Hamas insists that Palestinian steadfastness will prevail. "They have misunderstood the Arab mentality," says Khalil Abu Leila, a Hamas leader in Gaza. "As long as the pressure increases on Hamas, the more popular it will become. If it accepts conditions, its popularity will decrease
No Mr. Z, we wouldn't let our bretheren suffer the way your people are about to suffer. We are not a third world shiitehole. We are a dignified people that pull together when adversity strikes. Where are your muslim buddies?
All they have to do is renounce terrorism, accept Israel's right to exist, actually stop terrorism, embrace peace and they will have prosperity and a good life.
I still wouldn't give them a chunk of money. If they want help, it will be in the form of "teaching a man to fish" not simply giving him fish.
I was going to post a question to the thread, asking where the tiny violin pic is. Glad I scrolled down first. Perfect.
They could just close 95% of the mosques. There's a huge amount of sewage emanating from them.
An Israeli soldier stands by bags containing 550 kilograms (1212 pounds) of TNT explosives at a navy military port in the coastal Israeli city of Ashdod May 9, 2006. Israel thwarted an attempt by Palestinians to smuggle explosives to the Ashdod May 9, 2006. Israel thwarted an attempt by Palestinians to smuggle explosives to the Gaza Strip by sea from neighbouring Egypt last week, the military said.
Oh, so you'd rather all starve and die than compromise.
It's not that we don't understand.
It's that we don't care.
Have a nice day.
Well, some of the money Israel owes them for taxes that Israel collects on their behalf. I agree with you though.
A pathetic lot of sand nazis..
I am preparing to steel myself against the upcoming pictures of emaciated Pali children that is sure to come soon. If their children die from starvation, toxic waste, or disease, at least they aren't dying while trying to kill innocent people. Whenever I see a sick Pali kid, I'll think of a bloodstained, shredded bus or restaurant. I'll also think of the hundreds of innocent people that survived those attacks but are horribly maimed by the rusty nails, BB's, and other schrapnel designed to hurt as many people as possible. The world needs to see that there is a price to pay for supporting terrorism. Maybe the IDF should punctuate their misery with a little random mortar fire.

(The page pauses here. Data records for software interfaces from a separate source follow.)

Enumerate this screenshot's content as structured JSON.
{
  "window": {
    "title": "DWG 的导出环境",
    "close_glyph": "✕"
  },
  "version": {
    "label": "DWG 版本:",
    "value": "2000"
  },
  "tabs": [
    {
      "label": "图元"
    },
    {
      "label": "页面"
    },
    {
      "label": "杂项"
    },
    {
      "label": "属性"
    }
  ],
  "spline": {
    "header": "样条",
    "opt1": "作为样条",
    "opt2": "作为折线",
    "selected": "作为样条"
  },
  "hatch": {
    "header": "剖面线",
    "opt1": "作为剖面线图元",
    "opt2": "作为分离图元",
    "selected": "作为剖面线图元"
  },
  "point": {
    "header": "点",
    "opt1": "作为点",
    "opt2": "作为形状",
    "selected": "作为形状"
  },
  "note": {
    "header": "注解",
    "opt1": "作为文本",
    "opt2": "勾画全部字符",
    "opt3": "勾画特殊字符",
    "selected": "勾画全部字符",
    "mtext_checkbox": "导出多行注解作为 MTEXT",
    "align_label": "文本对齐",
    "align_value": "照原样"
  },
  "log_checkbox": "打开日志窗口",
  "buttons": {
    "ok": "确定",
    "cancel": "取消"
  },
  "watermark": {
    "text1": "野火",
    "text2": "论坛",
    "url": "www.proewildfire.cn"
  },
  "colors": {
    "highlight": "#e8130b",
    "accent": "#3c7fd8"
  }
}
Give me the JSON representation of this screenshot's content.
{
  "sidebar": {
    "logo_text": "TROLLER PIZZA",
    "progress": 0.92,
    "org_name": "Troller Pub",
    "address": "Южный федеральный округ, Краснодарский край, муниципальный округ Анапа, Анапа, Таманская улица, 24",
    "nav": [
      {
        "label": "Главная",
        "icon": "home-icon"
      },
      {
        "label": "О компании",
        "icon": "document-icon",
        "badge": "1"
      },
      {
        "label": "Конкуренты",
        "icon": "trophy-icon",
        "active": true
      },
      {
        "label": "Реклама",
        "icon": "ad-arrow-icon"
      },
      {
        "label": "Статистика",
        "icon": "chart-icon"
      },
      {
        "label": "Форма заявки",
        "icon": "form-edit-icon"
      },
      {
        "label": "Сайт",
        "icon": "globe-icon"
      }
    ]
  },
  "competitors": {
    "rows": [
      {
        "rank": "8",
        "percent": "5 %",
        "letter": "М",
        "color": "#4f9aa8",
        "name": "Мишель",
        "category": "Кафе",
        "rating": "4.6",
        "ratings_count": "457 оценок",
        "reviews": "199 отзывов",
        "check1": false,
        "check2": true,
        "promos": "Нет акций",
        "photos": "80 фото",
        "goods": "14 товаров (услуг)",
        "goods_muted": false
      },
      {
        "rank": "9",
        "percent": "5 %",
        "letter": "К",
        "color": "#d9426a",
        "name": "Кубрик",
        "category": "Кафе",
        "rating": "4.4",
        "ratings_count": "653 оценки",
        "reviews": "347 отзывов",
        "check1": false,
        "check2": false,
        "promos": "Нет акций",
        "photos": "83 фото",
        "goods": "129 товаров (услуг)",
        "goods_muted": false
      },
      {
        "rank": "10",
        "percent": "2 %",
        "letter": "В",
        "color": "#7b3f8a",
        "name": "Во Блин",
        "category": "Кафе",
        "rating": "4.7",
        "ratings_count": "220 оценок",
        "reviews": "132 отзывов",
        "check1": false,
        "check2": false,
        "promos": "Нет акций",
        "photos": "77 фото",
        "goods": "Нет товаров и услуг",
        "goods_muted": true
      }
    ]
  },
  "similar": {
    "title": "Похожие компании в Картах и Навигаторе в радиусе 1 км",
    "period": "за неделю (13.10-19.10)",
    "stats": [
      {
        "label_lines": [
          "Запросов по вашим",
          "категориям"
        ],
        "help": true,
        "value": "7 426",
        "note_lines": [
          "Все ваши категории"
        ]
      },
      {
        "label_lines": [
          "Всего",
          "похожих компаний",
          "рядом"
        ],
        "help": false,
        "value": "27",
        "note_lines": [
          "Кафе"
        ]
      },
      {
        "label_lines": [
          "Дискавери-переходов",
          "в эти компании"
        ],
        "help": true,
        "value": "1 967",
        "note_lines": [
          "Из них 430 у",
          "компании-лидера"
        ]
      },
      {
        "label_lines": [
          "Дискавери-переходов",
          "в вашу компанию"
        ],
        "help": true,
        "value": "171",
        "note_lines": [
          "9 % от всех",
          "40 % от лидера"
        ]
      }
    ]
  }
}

I thought islamists took care of each other? Where's the fund raising bunch for palistinians? /sarcasm
Maybe they can get Cindy Sheehan to host a fundraiser for them.
"The West should revist the no money policy. Like, in 2016."
The west should not finance terrorism ever...and let us pray never again.
Wait, there are still refugee camps in Gaza? Surely the PA has started building those high-rise apartments they talked about when Israel dismantled the settlements, and no doubt new infrastructure in general is well underway. So then why do they need access to work in Israel with all those construction projects creating jobs in the Palestinian State of Gaza? And didn't the Palestinians maintain those beautiful greenhouses and produce farms the settlers left behind? The world market must still be buying all those organic fruits and vegetables. I'm confused.
I thought they wanted to live in a 7th Century society. Poverty, sickness, misery, lack of medicine and clean water - these were all part of life back then. I guess actually living it is a lot different than how Hamas and Osama bin Laden portray it.